Définition, Transmission, Réception
Play and Games in Classical Antiquity: Definition, Transmission, Reception
par Véronique Dasen, Marco Vespa (éds)
The European Research Council project (Locus Ludi. The Cultural Fabric of Play and Games in Classical Antiquity (ERC AdG # 741520) investigates how play and games provide a privileged access to past societal norms, values, identities, and collective imaginary. People play all over the world and throughout history, but they do not play the same games, nor do they attribute the same meaning and function to play. This pluridisciplinary volume investigates how such an important part of ancient cultures can be methodologically reconstructed. A first series of chapters based on Greek and Roman texts and vocabulary propose an emic definition of play and games. Beyond the common association of child and play (in Greek, paidia, ‘play’, pais, ‘child’, and paideia, ‘education’, share the same root, in Latin ludus means ‘play’, ‘school’, and ‘rethorical games’), ancient views are more complex and nuanced. The boundaries between sport, dance, rites and play are fluid and differ from our modern view. Case studies show how playful practices can be defined in material culture and iconographic representations. The second part of the volume focuses on Greek and Roman ludic heritage in ancient literature with particular attention to the cultural and discursive codes according to literary genre (oniromancy, proverbs, children’s rhymes, lexicography…). Close studies assess the transmission of a predominantly oral heritage in collections, lexicons and commentaries ranging from the Roman imperial period to Byzantine times (proverbs, riddles, and children’s lore). New insights are provided on crucial issues about cultural continuities and discontinuities, as well as the definition of so-called « traditional » games.
Véronique DASEN is professor of Classical archaeology at the University of Fribourg (CH), and specialised in ancient cultural anthropology and archaeology. She published extensively on the history of the body, childhood and gender, as well as on ancient medicine, magic, and play. She is the Principal Investigator of the ERC project Locus ludi.

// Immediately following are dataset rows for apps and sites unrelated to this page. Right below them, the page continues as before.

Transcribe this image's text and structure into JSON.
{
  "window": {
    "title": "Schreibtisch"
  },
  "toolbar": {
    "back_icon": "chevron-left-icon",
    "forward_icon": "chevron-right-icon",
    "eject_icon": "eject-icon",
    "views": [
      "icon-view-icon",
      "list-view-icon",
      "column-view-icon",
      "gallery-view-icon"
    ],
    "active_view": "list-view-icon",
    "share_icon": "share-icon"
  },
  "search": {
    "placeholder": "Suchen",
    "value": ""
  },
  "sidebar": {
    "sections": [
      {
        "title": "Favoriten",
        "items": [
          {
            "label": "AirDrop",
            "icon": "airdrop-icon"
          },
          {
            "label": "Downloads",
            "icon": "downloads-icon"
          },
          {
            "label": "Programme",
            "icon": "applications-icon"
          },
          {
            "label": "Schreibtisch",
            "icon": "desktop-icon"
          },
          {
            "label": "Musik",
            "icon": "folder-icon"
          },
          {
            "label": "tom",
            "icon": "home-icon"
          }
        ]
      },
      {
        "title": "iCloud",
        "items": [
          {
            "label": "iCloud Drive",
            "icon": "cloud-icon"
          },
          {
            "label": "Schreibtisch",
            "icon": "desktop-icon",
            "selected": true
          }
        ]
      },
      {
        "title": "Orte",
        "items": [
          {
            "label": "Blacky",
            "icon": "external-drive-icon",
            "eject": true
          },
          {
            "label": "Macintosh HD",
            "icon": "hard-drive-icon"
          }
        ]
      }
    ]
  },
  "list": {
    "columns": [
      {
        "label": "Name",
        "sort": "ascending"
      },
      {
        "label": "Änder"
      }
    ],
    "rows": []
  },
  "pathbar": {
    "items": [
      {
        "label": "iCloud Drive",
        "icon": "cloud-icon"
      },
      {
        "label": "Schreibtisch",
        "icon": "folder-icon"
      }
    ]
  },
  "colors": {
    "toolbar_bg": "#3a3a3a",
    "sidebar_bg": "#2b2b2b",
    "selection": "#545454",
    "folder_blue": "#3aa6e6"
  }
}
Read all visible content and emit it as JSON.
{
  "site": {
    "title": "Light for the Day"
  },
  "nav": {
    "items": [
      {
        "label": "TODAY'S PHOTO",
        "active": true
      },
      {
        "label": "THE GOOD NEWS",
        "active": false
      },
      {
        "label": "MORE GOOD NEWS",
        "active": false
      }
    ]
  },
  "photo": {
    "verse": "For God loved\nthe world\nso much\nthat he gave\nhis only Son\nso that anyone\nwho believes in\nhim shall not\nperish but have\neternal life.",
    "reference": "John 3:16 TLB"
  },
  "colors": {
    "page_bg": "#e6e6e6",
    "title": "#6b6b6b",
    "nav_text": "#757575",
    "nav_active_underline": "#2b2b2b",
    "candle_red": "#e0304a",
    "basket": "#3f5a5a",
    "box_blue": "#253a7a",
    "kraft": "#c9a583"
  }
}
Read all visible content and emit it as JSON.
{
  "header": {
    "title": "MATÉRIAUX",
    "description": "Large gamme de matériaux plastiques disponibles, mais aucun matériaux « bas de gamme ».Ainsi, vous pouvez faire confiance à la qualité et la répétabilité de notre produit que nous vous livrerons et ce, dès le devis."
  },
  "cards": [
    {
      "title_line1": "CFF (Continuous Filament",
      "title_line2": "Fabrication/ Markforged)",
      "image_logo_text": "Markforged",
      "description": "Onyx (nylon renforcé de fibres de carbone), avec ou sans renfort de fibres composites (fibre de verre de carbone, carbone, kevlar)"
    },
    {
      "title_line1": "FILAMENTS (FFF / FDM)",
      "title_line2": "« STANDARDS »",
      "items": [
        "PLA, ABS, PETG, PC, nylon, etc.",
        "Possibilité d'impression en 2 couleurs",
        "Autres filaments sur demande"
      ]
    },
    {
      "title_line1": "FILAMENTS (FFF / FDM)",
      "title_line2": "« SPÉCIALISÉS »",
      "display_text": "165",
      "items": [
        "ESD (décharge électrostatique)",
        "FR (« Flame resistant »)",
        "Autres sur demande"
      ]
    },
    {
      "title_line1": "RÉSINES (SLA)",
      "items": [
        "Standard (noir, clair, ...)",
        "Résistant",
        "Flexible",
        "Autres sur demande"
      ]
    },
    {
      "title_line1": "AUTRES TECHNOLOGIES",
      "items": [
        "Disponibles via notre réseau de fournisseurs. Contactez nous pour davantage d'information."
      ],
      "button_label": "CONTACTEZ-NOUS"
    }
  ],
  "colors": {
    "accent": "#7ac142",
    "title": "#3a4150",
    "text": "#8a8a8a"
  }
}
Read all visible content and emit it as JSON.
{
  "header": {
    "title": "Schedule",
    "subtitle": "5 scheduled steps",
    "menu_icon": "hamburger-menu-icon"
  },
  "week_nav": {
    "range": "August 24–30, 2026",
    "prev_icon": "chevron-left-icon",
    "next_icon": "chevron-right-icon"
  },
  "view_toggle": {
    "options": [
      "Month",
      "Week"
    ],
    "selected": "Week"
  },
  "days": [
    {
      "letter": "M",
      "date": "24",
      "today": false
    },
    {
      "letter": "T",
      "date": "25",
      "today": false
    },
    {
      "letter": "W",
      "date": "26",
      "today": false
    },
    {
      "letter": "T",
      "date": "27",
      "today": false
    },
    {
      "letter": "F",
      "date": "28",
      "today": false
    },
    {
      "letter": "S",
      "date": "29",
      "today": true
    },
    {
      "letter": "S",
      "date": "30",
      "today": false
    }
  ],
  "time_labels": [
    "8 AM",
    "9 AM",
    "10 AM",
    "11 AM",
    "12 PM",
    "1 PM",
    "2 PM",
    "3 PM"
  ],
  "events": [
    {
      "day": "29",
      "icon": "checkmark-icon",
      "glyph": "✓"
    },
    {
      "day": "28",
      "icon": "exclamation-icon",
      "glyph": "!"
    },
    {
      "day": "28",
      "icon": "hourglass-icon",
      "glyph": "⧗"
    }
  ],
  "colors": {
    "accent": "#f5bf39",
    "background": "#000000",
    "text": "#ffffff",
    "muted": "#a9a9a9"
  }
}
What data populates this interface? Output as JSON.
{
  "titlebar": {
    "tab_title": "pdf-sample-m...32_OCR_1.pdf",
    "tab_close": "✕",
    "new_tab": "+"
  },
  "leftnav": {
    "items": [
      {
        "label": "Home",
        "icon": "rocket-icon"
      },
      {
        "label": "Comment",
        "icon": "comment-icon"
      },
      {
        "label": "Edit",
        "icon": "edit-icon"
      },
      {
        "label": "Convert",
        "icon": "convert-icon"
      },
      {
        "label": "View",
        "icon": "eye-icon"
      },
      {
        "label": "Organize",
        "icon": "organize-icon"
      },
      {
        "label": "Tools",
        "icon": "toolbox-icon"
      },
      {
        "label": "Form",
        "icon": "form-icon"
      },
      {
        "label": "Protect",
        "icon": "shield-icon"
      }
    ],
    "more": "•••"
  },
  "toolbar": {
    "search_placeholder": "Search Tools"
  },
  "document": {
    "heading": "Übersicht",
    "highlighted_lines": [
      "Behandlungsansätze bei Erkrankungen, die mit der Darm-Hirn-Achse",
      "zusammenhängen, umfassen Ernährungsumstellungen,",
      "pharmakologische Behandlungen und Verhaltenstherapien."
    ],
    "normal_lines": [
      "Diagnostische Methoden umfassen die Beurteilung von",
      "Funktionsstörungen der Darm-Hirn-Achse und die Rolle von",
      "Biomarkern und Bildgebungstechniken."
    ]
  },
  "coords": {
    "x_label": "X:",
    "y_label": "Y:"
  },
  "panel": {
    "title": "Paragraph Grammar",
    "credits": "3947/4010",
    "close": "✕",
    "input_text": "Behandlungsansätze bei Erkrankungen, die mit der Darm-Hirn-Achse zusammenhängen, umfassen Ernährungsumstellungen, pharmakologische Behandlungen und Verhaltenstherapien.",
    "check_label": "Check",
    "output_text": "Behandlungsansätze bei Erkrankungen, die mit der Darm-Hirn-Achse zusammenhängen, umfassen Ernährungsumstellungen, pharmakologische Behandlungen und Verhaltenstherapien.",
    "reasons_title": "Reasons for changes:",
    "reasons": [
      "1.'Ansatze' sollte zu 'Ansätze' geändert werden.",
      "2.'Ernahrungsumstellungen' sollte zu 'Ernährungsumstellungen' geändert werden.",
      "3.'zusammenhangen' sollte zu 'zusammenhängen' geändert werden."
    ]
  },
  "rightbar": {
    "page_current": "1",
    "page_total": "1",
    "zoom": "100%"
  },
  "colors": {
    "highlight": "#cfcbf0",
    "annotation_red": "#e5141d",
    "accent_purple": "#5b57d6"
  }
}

Marco VESPA is a classical philologist and member of the ERC project Locus ludi at the University of Fribourg (CH). His research interests include the Second Sophistic, ancient Greek comic theatre, and the anthropological study of ancient Greek scientific texts. He has published extensively on Greek and Roman zoology and cultural representation of animals.